"It took me almost another decade after graduate school to figure out what writing really is, or at least what it could be for me; and what prompted this second lesson in language was my discovery of certain remaindered books—mostly of fiction, most notably by Barry Hannah, and all of them, I later learned, edited by Gordon Lish—in which virtually every sentence had the force and feel of a climax, in which almost every sentence was a vivid extremity of language, an abruption, a definitive inquietude. These were books written by writers who recognized the sentence as the one true theater of endeavor, as the place where writing comes to a point and attains its ultimacy." Gary Lutz, THE SENTENCE IS A LONELY PLACE
This is a fascinating "literacy-memoir", about a writer's growth to writing. But of course it's the above that grabbed me. His "unit of writing" is the sentence. That's what intrigues him, that's what he works hardest on.
What's yours? Are you concerned with the micro-aspects, getting the right word, finding the right image for this moment? The sentence-- "vivid extremity of langage"?
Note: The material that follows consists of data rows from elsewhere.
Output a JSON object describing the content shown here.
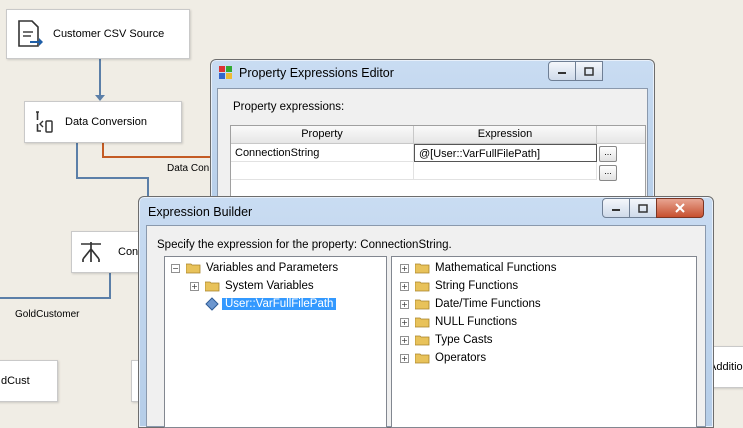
{
  "canvas": {
    "nodes": [
      {
        "label": "Customer CSV Source",
        "icon": "flat-file-source-icon"
      },
      {
        "label": "Data Conversion",
        "icon": "data-conversion-icon"
      },
      {
        "label": "Con",
        "icon": "conditional-split-icon"
      },
      {
        "label": "dCust"
      },
      {
        "label": "Additiona"
      }
    ],
    "path_labels": {
      "data_conv": "Data Con",
      "gold_customer": "GoldCustomer"
    },
    "colors": {
      "arrow_blue": "#5b7fa8",
      "arrow_error": "#c45b24"
    }
  },
  "property_editor": {
    "title": "Property Expressions Editor",
    "section_label": "Property expressions:",
    "columns": [
      "Property",
      "Expression"
    ],
    "rows": [
      {
        "property": "ConnectionString",
        "expression": "@[User::VarFullFilePath]",
        "button": "..."
      },
      {
        "property": "",
        "expression": "",
        "button": "..."
      }
    ]
  },
  "expression_builder": {
    "title": "Expression Builder",
    "instruction": "Specify the expression for the property: ConnectionString.",
    "variables_tree": {
      "root": "Variables and Parameters",
      "system": "System Variables",
      "selected": "User::VarFullFilePath"
    },
    "functions_tree": [
      "Mathematical Functions",
      "String Functions",
      "Date/Time Functions",
      "NULL Functions",
      "Type Casts",
      "Operators"
    ]
  }
}
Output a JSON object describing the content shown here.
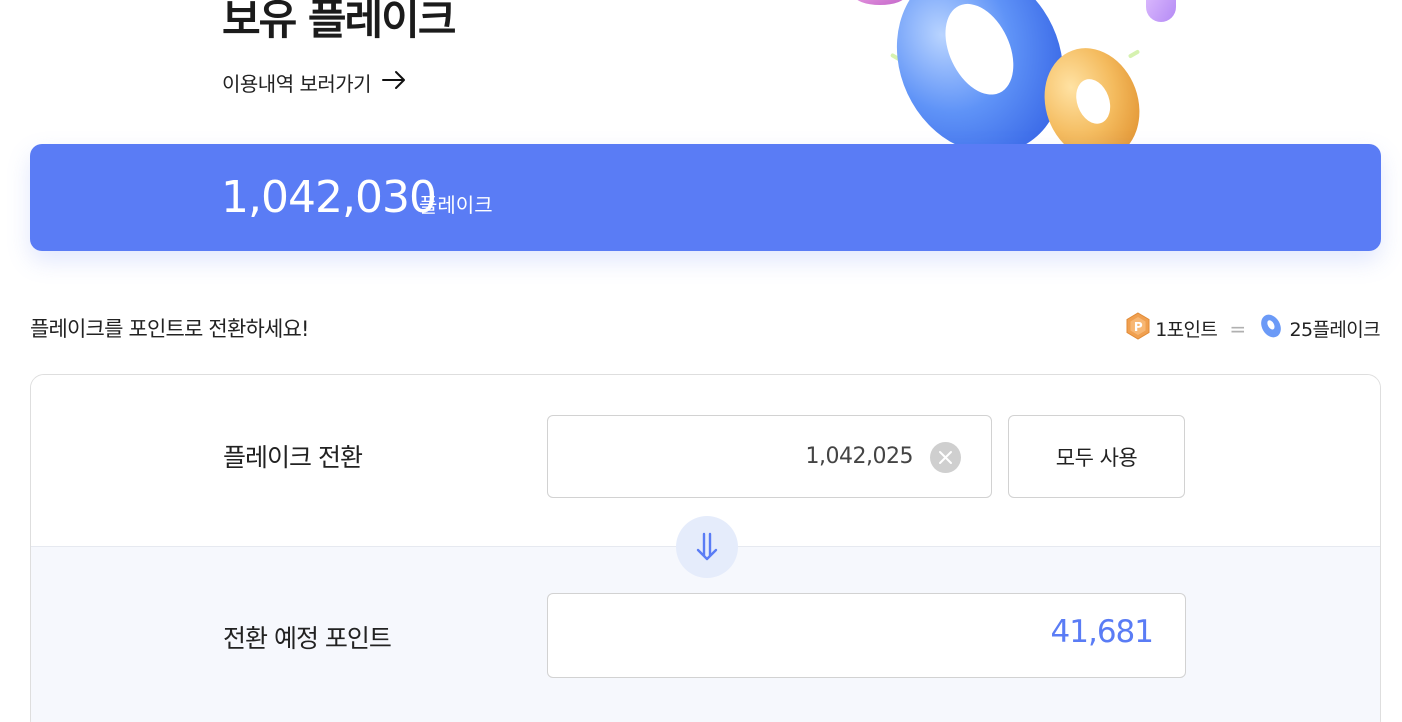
{
  "hero": {
    "title": "보유 플레이크",
    "history_link": "이용내역 보러가기"
  },
  "balance": {
    "amount": "1,042,030",
    "unit": "플레이크"
  },
  "convert": {
    "prompt": "플레이크를 포인트로 전환하세요!",
    "rate": {
      "point_label": "1포인트",
      "equals": "=",
      "flake_label": "25플레이크"
    }
  },
  "form": {
    "flake_label": "플레이크 전환",
    "flake_value": "1,042,025",
    "use_all_button": "모두 사용",
    "result_label": "전환 예정 포인트",
    "result_value": "41,681"
  },
  "icons": {
    "history_arrow": "arrow-right-icon",
    "coin": "point-coin-icon",
    "flake": "flake-donut-icon",
    "clear": "close-icon",
    "convert_arrow": "double-arrow-down-icon"
  },
  "colors": {
    "accent": "#5a7cf5",
    "result_text": "#5a7cf5",
    "panel_bg": "#f6f8fd",
    "coin": "#f0a050"
  }
}
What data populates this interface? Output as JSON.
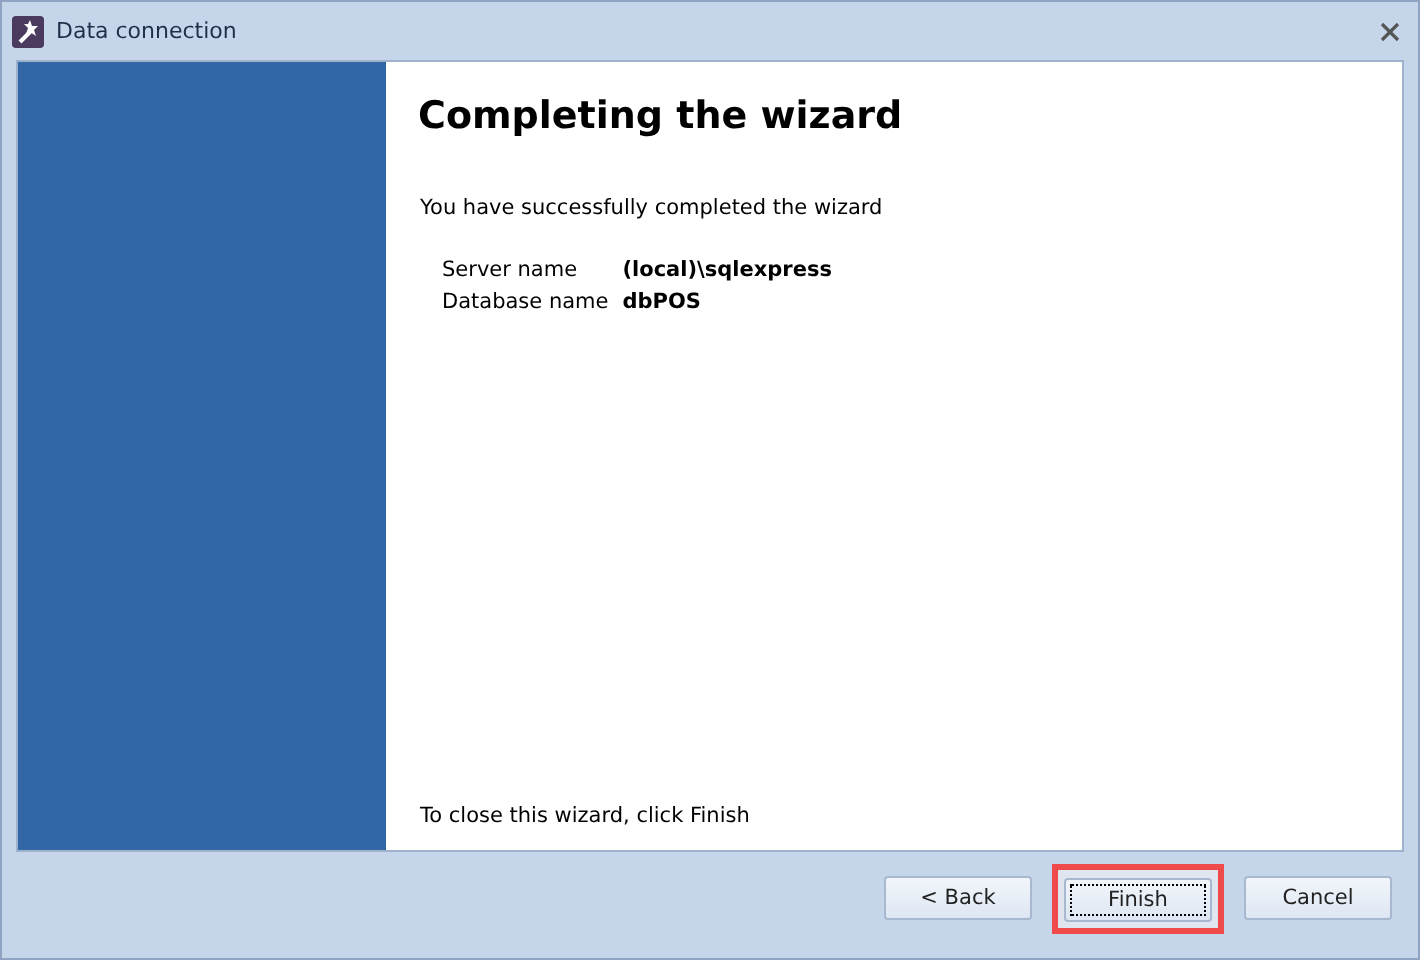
{
  "window": {
    "title": "Data connection"
  },
  "heading": "Completing the wizard",
  "message": "You have successfully completed the wizard",
  "details": [
    {
      "label": "Server name",
      "value": "(local)\\sqlexpress"
    },
    {
      "label": "Database name",
      "value": "dbPOS"
    }
  ],
  "footer_note": "To close this wizard, click Finish",
  "buttons": [
    {
      "label": "< Back",
      "focused": false,
      "highlighted": false
    },
    {
      "label": "Finish",
      "focused": true,
      "highlighted": true
    },
    {
      "label": "Cancel",
      "focused": false,
      "highlighted": false
    }
  ]
}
Or do you concentrate more on the middle distance, the scene and/or chapter?
Or the macro aspects, the characters, structure, plot? Are you a storyteller more than a wordsmith?
I have to say, I think the unit for me is the paragraph. I wouldn't have every sentence be "vivid", because the paragraph might need quieter sentences. I focus a lot more, I think, on how to start a paragraph than how to start a scene. And how to end the paragraph!! Well, that's a preoccupation for me.
I wouldn't, for example, consider it repetitive to repeat a word on the page, but I would be careful about repeating in a paragraph.
What about you?